According to a physicians’ report published in the Journal of Family Practice, a ThinPrep pap test is better at detecting cervical cancer precursors than the standard pap smear test. (1)

While that’s good news for women being tested, it also raises questions. What is ThinPrep testing? How is it different than a traditional pap smear? How should women prepare for a pap test?

A pap test is a screening test for cervical cancer. It is used to detect abnormal or potentially abnormal cells from the vagina and uterine cervix. Various bacterial, fungal, and viral infections of the uterus may also be detected using this test.

The pap test consists of sampling cells from the cervical area. For ThinPrep, a liquid-based method, the sample is obtained using a type of swab or brush. The specimen is put into a special liquid preservative and sent to a laboratory, where the cell suspension is processed and examined via instrumentation. An advantage of this liquid-based sample is that the cell suspension may also be used for HPV (human papillomavirus) testing. When using the more traditional method, the sample is smeared on a glass slide and sent to a laboratory to be stained and examined under a microscope. Since persistent infections certain strains of HPV are at the root of cervical cancer, it is critical for women to be tested regularly.

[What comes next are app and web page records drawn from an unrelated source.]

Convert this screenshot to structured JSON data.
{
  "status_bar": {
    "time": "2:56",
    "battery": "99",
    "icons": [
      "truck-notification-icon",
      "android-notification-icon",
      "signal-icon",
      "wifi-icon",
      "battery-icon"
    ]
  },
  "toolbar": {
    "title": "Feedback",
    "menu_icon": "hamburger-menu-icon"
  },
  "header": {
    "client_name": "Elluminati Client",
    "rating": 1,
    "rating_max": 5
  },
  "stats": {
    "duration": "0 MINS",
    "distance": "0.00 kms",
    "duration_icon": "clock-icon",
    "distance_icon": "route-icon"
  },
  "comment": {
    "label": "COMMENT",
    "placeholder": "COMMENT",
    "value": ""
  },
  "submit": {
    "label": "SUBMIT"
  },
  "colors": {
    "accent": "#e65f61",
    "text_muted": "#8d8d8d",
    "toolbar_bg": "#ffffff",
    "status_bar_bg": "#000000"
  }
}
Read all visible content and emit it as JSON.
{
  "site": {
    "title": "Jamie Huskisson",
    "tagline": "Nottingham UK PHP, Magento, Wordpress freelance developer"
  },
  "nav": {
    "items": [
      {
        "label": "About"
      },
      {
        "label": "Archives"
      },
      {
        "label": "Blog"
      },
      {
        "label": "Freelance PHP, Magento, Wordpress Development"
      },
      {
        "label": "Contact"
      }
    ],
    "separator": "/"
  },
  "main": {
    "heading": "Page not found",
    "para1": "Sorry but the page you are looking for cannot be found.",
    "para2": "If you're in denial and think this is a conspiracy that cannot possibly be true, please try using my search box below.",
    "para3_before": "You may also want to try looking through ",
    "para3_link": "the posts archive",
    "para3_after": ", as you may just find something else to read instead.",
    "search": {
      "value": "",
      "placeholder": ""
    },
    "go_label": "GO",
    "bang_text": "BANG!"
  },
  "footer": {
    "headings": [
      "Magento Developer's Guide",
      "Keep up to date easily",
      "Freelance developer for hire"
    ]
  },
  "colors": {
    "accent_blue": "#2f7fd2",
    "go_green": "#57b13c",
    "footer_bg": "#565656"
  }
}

The staff at PCL Alverno understand the relationship between HPV, cervical cancer, and pap testing. That’s why they want to ensure that you fully understand the proper way to prepare for a pap test.

Most women don’t find pap tests to be painful. There may be a few moments of mild discomfort with the pelvic exam, but it’s usually over relatively quickly. In preparation for that exam and sample collection, all women should:

  • Avoid vaginal medication, including vaginal contraceptives, for 48 hours prior to your appointment.
  • Avoid personal lubricants and douches for 48 hours before your appointment.
  • Refrain from sexual intercourse for 48 hours before your appointment.
  • Drink plenty of water the day of your appointment. You may need to give a urine sample.
  • Schedule your appointment on a day when you will not have your period.

In addition to these steps, you should also prepare by having this information ready to give your healthcare provider. Since many of us can’t remember every detail, especially when being examined, it’s best to document this list before your appointment.

  • The date of your last period
  • Whether your periods come regularly, how long they last, and how heavy they are
  • If you have ever had an abnormal pap test result
  • Any medications being taken, including non-prescription drugs
  • Any family history of cancer, heart disease or diabetes
  • Whether you feel pain during intercourse
  • Recent changes in skin or hair loss
  • Any drastic weight changes
  • The date of your last mammogram
  • The date of your last colonoscopy
  • Issues with bladder control

PCL Alverno believes that information is power. Check back to our website frequently to gather more information to help you make the very best choices for your health.

Sources:
1 — http://www.mdedge.com/jfponline/article/60218/womens-health/thinprep-better-conventional-pap-smear-detecting-cervical